Delta can gauge a position’s directional bias and also do so much more

Investors use “delta”—one of the most common terms in options trading—to describe risk in many different ways.

Directional bias

Delta can gauge a position’s directional bias. If, for example, the delta was +25, that would mean for every dollar up in XYZ an investor could expect to make 25 cents.

A positive delta indicates a bullish bias and a negative delta indicates a bearish bias.

Share equivalency

With a delta of -25, an investor would need to buy 25 shares to bring it back to a neutral 0 position. Delta above 50 means the option is in the money, and below 50 means out-of-the -money. At or around 50 means at-the-money.

Delta-hedging

Delta is the change in the option value when the underlying moves up by \$1. This also provides an idea of the directional risk. This one fact makes delta one of the most widely used Greeks.

Standard deviation

We can use delta to approximate probabilities.
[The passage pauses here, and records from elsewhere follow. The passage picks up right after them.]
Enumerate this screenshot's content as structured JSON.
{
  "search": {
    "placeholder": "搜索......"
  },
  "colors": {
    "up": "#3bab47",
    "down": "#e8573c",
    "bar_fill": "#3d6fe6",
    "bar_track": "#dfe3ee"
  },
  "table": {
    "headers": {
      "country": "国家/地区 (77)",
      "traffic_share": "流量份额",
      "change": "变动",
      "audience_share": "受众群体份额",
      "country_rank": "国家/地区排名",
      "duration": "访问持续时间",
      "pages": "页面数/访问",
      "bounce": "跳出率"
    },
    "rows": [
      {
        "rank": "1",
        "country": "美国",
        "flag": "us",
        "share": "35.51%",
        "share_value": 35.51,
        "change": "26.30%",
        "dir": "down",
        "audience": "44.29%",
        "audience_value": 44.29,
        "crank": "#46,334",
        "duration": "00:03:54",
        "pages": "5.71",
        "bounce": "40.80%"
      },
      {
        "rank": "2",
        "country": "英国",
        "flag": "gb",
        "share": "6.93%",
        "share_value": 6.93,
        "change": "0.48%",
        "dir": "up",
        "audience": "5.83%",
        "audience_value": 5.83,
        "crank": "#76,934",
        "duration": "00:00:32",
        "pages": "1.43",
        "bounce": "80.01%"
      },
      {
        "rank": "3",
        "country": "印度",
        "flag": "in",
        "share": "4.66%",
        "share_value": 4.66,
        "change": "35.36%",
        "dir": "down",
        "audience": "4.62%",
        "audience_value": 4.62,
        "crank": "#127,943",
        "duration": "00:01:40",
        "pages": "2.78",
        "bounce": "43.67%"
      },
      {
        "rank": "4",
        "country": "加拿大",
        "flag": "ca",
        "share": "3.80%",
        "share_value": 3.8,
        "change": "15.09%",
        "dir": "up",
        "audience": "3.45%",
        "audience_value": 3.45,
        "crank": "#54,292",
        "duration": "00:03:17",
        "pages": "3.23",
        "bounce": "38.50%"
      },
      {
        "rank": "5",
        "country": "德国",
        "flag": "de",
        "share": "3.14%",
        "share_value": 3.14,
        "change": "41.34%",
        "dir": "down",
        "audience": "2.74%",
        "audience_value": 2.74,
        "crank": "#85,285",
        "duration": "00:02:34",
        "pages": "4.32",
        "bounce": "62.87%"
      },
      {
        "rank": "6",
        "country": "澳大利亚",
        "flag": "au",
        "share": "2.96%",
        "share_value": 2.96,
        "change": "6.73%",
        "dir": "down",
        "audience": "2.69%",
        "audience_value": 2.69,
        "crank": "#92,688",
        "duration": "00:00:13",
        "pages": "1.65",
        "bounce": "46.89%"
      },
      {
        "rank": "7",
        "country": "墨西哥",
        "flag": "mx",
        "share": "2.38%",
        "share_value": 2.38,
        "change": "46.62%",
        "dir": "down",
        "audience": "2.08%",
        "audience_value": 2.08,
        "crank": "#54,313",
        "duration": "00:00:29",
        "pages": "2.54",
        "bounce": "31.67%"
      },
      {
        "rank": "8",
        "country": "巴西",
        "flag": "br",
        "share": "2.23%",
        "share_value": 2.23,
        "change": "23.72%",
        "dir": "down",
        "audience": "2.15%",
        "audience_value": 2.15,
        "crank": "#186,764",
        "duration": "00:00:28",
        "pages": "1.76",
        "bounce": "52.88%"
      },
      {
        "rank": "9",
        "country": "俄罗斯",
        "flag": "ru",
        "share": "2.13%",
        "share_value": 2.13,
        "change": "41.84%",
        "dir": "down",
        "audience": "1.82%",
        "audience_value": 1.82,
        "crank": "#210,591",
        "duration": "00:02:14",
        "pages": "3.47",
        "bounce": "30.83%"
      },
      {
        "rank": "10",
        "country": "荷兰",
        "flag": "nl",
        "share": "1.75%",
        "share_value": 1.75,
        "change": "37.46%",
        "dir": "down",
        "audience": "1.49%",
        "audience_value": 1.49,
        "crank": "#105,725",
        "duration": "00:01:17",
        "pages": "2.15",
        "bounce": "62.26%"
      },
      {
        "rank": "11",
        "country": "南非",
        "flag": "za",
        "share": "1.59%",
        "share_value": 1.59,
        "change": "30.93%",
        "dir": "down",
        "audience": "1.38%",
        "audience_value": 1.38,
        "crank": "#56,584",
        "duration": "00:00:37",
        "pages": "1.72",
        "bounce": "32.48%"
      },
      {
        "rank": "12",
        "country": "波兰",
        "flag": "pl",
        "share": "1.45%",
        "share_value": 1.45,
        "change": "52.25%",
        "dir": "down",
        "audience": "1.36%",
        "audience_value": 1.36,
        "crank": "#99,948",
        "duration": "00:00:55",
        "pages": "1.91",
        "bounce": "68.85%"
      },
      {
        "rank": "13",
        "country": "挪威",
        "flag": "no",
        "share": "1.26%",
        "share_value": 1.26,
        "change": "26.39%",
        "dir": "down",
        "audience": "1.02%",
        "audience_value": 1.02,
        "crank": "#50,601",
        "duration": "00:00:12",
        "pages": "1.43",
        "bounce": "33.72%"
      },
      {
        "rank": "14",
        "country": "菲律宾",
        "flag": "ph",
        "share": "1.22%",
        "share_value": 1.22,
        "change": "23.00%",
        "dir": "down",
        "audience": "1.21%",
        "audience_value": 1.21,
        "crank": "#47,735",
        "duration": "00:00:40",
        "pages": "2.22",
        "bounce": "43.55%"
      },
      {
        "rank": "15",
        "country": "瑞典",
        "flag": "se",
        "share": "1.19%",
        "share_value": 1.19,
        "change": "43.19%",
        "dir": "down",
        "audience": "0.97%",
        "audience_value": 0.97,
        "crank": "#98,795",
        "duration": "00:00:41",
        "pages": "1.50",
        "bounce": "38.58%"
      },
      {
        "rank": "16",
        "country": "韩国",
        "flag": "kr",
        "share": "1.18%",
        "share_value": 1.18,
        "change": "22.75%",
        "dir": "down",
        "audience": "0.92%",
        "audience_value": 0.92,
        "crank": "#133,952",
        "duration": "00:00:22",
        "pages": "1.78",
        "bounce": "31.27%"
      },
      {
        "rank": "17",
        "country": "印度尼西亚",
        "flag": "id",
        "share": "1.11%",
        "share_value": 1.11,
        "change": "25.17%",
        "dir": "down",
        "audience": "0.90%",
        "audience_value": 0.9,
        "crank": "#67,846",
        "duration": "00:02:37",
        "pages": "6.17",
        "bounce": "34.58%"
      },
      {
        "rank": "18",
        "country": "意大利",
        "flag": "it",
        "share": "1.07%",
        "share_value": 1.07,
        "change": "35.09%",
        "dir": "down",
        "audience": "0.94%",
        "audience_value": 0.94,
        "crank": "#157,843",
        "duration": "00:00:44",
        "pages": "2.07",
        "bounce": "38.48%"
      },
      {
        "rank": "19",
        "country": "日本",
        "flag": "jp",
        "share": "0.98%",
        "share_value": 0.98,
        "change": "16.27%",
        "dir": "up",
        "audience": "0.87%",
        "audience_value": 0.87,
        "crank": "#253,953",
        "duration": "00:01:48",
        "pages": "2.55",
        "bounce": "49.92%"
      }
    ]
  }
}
One standard deviation is equivalent to a 16 delta option and calculates the probability that this option is in-the-money, out-of-the-money and the probability of a touch on the 16 delta option.